• [Given information]
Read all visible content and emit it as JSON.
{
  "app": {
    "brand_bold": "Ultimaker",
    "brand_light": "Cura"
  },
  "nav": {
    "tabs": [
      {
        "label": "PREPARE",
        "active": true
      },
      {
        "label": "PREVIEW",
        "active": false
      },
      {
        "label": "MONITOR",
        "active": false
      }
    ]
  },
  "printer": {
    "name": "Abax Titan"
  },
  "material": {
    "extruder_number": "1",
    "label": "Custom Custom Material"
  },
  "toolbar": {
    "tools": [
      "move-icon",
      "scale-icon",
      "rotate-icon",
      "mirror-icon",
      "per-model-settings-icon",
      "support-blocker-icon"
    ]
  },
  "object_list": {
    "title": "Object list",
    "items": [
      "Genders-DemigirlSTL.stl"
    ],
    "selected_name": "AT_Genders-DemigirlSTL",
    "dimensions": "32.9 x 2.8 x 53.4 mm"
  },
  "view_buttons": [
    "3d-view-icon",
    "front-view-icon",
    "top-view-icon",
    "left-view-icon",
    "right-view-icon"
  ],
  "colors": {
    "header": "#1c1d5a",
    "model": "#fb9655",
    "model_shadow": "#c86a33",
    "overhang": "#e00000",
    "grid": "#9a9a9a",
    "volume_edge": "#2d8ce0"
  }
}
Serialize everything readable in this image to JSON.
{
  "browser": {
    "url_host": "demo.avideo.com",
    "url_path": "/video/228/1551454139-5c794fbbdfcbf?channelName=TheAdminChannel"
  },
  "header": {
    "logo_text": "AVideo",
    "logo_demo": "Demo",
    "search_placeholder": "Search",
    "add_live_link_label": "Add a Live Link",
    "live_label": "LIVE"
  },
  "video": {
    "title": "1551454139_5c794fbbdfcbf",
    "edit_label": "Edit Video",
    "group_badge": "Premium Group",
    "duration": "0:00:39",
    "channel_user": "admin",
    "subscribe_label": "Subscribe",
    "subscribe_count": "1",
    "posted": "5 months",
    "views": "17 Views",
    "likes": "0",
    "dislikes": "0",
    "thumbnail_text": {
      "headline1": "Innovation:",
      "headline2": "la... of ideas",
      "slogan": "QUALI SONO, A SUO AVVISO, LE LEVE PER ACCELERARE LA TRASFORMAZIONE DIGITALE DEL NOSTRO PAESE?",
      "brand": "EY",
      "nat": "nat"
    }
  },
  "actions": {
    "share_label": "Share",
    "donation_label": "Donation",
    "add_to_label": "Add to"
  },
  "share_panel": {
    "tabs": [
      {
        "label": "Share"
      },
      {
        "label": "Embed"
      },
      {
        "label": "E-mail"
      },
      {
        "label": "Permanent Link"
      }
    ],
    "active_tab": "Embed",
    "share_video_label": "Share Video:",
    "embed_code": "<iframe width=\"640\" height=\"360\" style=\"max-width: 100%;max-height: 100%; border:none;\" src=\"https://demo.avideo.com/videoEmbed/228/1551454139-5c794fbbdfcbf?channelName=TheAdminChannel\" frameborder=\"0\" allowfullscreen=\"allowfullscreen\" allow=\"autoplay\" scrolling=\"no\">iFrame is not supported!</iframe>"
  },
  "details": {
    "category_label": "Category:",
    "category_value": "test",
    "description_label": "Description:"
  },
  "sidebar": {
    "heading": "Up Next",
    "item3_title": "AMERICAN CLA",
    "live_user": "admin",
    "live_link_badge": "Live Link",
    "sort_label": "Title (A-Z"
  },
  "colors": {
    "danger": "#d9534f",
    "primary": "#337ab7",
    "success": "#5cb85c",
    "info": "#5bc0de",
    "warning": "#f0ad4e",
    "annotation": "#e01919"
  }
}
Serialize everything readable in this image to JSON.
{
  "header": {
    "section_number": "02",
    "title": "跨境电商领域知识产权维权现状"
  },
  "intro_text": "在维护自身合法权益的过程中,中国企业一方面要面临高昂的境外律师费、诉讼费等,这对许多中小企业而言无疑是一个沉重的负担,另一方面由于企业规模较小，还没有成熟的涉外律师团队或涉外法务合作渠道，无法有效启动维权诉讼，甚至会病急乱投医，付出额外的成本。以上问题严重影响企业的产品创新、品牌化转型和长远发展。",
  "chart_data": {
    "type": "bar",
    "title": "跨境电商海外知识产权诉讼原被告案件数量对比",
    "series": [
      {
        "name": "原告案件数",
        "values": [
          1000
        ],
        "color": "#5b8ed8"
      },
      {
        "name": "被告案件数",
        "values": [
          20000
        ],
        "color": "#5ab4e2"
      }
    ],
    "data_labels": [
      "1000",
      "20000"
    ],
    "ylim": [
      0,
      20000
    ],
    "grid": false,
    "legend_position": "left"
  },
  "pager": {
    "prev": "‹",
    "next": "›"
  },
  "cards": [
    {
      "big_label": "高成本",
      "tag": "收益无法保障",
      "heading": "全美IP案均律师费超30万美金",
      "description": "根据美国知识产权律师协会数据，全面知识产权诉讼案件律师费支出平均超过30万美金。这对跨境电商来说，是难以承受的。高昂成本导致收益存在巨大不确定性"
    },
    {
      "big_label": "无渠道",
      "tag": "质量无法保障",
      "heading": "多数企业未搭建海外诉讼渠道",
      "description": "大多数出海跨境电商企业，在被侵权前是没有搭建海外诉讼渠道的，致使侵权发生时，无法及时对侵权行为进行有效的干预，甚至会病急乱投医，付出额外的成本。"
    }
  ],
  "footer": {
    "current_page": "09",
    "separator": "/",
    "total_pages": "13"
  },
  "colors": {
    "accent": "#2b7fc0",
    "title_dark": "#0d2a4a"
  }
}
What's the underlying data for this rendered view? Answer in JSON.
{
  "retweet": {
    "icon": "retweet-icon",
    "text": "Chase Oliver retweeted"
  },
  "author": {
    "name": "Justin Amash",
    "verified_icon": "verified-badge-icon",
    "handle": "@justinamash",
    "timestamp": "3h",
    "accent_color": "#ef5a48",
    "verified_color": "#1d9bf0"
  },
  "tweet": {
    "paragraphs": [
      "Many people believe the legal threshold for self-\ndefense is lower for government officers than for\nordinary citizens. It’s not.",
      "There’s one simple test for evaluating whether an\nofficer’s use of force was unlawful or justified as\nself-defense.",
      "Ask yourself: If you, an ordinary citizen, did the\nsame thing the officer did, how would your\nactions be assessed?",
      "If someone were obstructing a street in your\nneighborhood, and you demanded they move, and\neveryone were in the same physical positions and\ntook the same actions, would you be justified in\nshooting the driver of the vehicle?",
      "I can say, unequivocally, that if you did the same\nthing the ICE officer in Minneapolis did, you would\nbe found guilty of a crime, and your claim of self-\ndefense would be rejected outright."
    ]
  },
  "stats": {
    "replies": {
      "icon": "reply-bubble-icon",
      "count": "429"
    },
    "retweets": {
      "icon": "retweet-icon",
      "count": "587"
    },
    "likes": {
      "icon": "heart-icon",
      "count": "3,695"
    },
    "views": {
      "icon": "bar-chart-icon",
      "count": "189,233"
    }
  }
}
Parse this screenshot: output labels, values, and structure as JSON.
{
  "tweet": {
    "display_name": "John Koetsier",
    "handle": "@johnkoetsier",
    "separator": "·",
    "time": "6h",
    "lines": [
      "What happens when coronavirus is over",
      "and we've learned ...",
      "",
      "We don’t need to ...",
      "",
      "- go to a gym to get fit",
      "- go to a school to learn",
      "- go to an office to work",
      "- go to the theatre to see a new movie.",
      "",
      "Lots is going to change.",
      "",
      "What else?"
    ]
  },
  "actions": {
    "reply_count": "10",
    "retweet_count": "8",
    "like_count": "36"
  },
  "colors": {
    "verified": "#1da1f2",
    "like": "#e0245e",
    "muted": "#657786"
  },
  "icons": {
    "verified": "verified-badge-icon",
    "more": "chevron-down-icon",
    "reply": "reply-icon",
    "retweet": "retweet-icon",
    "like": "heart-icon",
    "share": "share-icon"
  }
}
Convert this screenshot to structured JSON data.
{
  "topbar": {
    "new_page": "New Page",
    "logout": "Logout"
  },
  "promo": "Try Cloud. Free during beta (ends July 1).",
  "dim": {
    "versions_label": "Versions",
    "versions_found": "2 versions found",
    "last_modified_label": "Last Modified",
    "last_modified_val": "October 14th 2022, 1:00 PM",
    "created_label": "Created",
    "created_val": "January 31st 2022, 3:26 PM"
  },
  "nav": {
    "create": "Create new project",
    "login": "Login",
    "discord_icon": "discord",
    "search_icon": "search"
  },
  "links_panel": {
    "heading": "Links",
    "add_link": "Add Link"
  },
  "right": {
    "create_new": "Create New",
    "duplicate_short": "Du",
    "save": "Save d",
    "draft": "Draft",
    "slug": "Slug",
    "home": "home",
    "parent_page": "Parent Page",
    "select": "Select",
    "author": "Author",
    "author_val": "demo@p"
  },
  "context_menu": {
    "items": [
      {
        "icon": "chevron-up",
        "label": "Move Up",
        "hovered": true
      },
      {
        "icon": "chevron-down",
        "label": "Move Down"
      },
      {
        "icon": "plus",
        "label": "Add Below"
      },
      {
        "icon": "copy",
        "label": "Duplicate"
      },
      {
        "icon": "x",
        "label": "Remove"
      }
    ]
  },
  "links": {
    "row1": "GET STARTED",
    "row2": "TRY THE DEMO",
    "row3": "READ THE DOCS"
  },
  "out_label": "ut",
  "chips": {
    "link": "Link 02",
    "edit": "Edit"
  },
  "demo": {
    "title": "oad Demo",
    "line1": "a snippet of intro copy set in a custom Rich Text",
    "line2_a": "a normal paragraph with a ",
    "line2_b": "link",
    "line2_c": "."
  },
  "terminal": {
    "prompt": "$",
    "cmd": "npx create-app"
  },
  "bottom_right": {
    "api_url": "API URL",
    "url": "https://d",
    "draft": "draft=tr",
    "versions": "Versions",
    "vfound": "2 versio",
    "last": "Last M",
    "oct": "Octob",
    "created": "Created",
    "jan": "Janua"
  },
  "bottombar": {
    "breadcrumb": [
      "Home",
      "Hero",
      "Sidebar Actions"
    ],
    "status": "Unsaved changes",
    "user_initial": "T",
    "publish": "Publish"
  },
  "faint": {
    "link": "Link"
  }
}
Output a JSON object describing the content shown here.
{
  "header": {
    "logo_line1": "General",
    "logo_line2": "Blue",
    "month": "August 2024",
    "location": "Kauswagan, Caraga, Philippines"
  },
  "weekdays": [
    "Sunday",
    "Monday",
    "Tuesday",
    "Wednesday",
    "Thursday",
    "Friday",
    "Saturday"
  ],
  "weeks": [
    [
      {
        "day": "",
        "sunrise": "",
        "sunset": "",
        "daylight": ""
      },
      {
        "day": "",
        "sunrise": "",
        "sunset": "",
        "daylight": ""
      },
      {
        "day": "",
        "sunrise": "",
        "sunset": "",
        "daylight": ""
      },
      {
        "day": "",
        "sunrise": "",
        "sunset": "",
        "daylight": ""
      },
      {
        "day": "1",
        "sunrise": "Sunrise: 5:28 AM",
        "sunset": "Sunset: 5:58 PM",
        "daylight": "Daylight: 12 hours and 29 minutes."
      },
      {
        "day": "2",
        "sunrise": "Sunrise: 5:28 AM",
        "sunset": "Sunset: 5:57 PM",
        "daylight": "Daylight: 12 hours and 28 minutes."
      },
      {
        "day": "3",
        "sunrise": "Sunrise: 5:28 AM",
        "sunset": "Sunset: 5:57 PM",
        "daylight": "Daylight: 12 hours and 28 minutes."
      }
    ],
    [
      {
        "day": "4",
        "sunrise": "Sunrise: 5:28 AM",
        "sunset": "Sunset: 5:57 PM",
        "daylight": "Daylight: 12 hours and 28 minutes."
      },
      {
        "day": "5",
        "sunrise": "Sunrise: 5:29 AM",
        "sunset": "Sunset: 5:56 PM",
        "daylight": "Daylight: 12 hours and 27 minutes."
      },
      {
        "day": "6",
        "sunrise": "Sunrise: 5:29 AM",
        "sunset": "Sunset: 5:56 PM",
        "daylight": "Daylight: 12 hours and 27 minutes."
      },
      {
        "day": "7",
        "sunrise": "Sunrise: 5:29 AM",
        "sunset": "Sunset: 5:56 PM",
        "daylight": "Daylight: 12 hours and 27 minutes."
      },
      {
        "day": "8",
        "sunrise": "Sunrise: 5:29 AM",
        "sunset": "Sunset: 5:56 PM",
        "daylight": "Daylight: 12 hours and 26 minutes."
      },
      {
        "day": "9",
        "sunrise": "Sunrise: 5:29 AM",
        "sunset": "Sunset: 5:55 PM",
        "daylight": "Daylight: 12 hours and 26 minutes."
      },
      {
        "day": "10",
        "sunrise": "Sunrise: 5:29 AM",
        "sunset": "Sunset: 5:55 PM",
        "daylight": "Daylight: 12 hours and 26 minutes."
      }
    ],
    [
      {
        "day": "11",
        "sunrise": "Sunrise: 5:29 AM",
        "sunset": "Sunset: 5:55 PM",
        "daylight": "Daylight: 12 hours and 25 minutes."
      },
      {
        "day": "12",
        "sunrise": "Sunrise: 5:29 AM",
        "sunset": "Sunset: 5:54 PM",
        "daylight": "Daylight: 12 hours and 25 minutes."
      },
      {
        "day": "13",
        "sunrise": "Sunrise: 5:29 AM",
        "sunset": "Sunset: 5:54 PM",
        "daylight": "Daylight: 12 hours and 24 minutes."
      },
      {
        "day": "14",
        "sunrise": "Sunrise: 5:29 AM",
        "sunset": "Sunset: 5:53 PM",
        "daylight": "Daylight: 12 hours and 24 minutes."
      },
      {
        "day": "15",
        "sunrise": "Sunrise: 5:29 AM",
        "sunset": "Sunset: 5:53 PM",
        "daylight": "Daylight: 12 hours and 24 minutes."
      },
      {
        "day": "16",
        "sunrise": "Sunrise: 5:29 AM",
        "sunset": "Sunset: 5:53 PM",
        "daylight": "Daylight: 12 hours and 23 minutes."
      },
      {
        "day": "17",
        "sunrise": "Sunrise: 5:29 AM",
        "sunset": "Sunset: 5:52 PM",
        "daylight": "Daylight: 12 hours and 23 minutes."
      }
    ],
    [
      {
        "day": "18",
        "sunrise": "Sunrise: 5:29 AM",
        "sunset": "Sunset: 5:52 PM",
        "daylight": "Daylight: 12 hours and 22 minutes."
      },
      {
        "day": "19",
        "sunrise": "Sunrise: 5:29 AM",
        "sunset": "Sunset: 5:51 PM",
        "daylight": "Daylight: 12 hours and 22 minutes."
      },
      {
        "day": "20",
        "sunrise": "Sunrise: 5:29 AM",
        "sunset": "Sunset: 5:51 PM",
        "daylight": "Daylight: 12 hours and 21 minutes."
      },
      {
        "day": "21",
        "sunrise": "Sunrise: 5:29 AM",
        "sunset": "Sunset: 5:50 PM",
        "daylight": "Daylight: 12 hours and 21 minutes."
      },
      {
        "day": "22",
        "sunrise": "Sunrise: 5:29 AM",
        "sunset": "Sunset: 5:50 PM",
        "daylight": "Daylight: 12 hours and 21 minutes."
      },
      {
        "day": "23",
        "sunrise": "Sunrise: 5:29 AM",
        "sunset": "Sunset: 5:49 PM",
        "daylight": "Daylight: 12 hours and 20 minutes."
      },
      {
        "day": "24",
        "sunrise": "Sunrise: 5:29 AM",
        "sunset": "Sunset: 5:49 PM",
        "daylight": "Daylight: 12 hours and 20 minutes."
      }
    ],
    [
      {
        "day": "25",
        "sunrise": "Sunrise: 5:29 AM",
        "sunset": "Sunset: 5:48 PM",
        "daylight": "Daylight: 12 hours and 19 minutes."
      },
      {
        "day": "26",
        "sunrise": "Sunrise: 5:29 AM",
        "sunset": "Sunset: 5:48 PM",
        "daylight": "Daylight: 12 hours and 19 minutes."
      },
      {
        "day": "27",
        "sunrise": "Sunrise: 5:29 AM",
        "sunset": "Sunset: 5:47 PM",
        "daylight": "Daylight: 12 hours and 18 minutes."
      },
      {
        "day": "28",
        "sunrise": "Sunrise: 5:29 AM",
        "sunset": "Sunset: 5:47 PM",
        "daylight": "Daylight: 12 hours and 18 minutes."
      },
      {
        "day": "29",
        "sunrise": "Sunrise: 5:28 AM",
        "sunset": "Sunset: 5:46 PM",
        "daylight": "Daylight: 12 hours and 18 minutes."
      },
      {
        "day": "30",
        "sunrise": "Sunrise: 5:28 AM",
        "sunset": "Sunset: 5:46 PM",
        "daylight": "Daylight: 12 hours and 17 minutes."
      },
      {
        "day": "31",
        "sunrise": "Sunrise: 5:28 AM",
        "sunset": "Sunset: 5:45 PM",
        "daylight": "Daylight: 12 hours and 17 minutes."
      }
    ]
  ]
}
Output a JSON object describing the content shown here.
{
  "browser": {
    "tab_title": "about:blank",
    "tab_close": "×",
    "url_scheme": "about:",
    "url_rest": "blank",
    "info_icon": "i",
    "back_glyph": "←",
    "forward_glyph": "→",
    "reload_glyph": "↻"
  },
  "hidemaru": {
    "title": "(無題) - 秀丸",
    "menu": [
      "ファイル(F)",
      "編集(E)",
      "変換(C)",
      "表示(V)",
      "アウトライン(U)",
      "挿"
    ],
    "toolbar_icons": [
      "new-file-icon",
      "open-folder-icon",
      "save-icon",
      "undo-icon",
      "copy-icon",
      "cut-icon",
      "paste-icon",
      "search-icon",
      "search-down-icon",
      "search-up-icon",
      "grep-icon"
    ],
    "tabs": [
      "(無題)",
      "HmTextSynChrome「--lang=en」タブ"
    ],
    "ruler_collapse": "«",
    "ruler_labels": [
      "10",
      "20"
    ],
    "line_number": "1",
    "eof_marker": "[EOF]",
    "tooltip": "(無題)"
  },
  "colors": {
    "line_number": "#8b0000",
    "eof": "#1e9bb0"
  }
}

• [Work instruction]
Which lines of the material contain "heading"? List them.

• [Worked solution]
    "heading": "Up Next",
      "heading": "全美IP案均律师费超30万美金",
      "heading": "多数企业未搭建海外诉讼渠道",
    "heading": "Links",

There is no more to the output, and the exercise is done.